We changed our versioning policy. After releasing a version (e.g. 2.0), we used to immediately create a new version followed by the ‘-DEV suffix’ (e.g. 2.1-DEV). Then when an official release happened we would remove the suffix (e.g. 2.1).
This seems to have created useless discussion on the timeline of GPAC installers and versions: was 2.1-DEV anterior (yes) or posterior (no) to the official 2.1 release?
To mitigate that issue, we have decided that odd minor versions (e.g. 2.1-DEV) would be dedicated to our development rolling-releases. These versions are tested using our CI but they might occasionally break until we detect and fix the issue, usually thanks to you. These breakage are unfortunately unavoidable, and that’s the precise reason we need a community and a robust test suite and CI/CD system.
Even versions (e.g. 2.0 or 2.2) are stable releases.
As a consequence our next release will be 2.2. That should be soon… stay tuned!
Today, the National Academy of Television Arts and Sciences announced that it decided to honor the File Format subgroup under MPEG for the ISOBMFF technology.
We, the GPAC contributors and community, are proud to have been part of the development of this awarded technology from its beginning. GPAC started more than 20 years ago to demonstrate the features of the MPEG-4 Standard which includes ISOBMFF. Soon, GPAC’s MP4Box became the MP4 swiss-army knife used worldwide by MP4 aficionados, by multimedia researchers and by media companies in production.
In GPAC, we always strive to be amongst the first tools to implement the new ISOBMFF features. Movie fragments (required for adaptive streaming), Common Encryption, the Image file format (IFFs such as HEIF or AVIF), … the support of the GPAC open-source tooling and community proved crucial to create correct and effective standards.
In 20 years we made hundreds of contributions to the awarded MPEG File format Subgroup (and still counting!). We hope to continue to offer that level of innovation and commitment to you for the next 20 years. In 2020 we released GPAC 1.0 (filters) to make sure we’re technically on track for the future.
We would like to congratulate all contributors to this technology and thank our user base for feature requests and bug reports which helped us contribute and improve the ISOBMFF technology and our support of it.
After almost 20 years of development, GPAC reaches yet another milestone.
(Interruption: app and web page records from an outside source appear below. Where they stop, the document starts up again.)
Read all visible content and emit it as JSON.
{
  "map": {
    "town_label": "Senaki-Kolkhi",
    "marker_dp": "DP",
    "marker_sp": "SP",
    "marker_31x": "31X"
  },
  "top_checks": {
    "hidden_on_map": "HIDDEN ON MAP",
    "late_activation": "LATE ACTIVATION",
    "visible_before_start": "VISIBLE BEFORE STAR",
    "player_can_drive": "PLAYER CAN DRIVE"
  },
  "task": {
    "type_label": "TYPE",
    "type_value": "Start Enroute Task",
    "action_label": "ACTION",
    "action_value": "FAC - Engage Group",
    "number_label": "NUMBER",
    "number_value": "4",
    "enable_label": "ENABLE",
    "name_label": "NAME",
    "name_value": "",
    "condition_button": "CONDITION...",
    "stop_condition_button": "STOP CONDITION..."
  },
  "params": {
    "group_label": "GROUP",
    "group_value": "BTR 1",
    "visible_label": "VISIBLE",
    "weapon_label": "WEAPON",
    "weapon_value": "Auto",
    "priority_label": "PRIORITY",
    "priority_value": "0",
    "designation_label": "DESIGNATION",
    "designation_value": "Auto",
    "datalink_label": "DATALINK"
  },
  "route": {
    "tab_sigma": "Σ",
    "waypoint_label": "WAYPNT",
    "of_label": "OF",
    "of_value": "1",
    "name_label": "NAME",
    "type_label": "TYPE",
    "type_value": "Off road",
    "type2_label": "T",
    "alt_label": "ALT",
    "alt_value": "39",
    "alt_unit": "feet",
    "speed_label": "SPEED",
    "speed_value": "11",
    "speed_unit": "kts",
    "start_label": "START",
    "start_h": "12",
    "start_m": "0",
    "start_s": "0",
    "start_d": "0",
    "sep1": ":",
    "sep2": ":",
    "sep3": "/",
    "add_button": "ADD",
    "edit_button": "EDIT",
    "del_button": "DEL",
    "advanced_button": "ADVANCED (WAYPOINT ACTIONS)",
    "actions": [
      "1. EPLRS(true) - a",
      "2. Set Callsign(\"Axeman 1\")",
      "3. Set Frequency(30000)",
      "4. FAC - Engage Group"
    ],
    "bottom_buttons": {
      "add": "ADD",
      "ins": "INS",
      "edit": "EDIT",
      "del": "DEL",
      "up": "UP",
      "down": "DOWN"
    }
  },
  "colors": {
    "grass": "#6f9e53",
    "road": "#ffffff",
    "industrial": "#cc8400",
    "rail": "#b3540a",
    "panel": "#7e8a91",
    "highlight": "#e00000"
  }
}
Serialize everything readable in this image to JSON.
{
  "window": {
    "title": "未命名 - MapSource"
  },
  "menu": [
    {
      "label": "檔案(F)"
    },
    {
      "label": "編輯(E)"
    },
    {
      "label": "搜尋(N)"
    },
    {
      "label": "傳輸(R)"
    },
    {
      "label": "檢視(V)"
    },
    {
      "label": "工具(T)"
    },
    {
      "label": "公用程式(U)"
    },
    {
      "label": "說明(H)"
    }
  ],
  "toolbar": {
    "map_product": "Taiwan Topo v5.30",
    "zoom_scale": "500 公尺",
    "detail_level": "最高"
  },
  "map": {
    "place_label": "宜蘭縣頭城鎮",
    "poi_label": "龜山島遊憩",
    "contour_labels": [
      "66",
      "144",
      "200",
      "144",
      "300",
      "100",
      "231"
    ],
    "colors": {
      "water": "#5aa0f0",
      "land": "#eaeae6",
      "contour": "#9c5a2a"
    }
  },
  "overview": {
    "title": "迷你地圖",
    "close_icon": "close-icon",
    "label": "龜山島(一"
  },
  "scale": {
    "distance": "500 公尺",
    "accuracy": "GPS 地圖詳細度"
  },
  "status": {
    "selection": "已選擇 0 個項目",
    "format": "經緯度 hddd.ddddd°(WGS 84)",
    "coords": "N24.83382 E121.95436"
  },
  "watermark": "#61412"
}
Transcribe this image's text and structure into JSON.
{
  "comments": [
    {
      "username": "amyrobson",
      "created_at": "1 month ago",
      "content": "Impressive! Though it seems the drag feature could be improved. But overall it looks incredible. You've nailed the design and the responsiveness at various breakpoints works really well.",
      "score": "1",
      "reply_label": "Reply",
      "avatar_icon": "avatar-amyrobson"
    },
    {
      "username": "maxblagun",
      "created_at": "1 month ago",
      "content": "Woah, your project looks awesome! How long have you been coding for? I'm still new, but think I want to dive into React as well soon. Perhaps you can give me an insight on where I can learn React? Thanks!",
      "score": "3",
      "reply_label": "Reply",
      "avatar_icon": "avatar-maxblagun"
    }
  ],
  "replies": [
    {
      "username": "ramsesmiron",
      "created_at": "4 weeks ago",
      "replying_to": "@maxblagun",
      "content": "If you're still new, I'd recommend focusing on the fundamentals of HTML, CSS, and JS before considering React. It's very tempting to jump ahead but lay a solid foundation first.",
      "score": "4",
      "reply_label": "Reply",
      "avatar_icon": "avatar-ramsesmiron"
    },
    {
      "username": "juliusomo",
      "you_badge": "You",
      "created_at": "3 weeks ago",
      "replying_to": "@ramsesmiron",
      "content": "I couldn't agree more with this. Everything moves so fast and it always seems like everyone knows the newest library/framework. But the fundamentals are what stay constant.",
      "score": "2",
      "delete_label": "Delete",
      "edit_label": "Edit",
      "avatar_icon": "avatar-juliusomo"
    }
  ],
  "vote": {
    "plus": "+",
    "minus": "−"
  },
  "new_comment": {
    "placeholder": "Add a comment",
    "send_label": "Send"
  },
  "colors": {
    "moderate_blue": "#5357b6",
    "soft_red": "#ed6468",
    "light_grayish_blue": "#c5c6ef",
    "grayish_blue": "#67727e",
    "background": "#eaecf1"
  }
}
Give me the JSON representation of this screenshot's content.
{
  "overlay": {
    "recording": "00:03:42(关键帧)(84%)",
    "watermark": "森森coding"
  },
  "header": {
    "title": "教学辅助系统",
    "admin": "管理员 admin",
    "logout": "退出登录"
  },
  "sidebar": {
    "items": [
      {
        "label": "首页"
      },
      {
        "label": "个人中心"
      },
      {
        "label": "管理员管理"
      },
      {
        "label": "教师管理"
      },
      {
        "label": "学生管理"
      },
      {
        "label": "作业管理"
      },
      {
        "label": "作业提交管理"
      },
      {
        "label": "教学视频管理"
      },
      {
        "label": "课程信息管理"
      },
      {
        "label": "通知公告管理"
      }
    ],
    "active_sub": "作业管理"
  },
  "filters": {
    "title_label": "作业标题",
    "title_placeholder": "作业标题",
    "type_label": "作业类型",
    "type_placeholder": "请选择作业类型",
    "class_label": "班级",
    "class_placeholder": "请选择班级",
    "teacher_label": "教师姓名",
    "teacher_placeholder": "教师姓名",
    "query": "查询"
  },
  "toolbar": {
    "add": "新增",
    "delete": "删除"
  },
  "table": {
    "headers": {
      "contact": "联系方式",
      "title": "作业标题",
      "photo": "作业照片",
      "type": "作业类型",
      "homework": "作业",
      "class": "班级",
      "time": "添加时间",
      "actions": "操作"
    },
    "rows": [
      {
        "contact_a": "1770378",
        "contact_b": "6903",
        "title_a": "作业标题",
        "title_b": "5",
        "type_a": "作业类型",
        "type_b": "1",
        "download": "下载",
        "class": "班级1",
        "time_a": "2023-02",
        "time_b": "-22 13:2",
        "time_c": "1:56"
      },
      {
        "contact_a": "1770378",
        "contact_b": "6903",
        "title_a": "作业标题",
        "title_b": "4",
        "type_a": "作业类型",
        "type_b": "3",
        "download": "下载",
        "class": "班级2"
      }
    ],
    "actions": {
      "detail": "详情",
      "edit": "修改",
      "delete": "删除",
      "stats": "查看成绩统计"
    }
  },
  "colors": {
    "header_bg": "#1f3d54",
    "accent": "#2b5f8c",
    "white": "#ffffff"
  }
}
As the major number increment suggests, this GPAC version offers significant changes over previous releases.
Among the video community GPAC was known for its wide capabilities. Unfortunately these capabilities came with maintenance and usability challenges. This new version addresses these challenges by leveraging a new modular system called “filters”.
Filters make GPAC easier to use thanks to a unified API. Filters make GPAC easier to test, document, and maintain. Filters make GPAC more efficient thanks to a highly configurable resource manager. Filters make GPAC 1.0 the best GPAC ever. The multimedia ecosystem is very innovative and so is GPAC, now ready for the next 20 years!
This release comes with many new features thanks to the rearchitecture.
A special focus was made to make the transition as transparent as possible for our users. The APIs and the tool (MP4Box, MP4Client, …) are fully compatible to make the transition as smooth as possible.
For the last year we have maintained both the legacy and the new versions with both new features and bug fixes. From now on, the legacy version is marked LTS and will only receive bug fixes.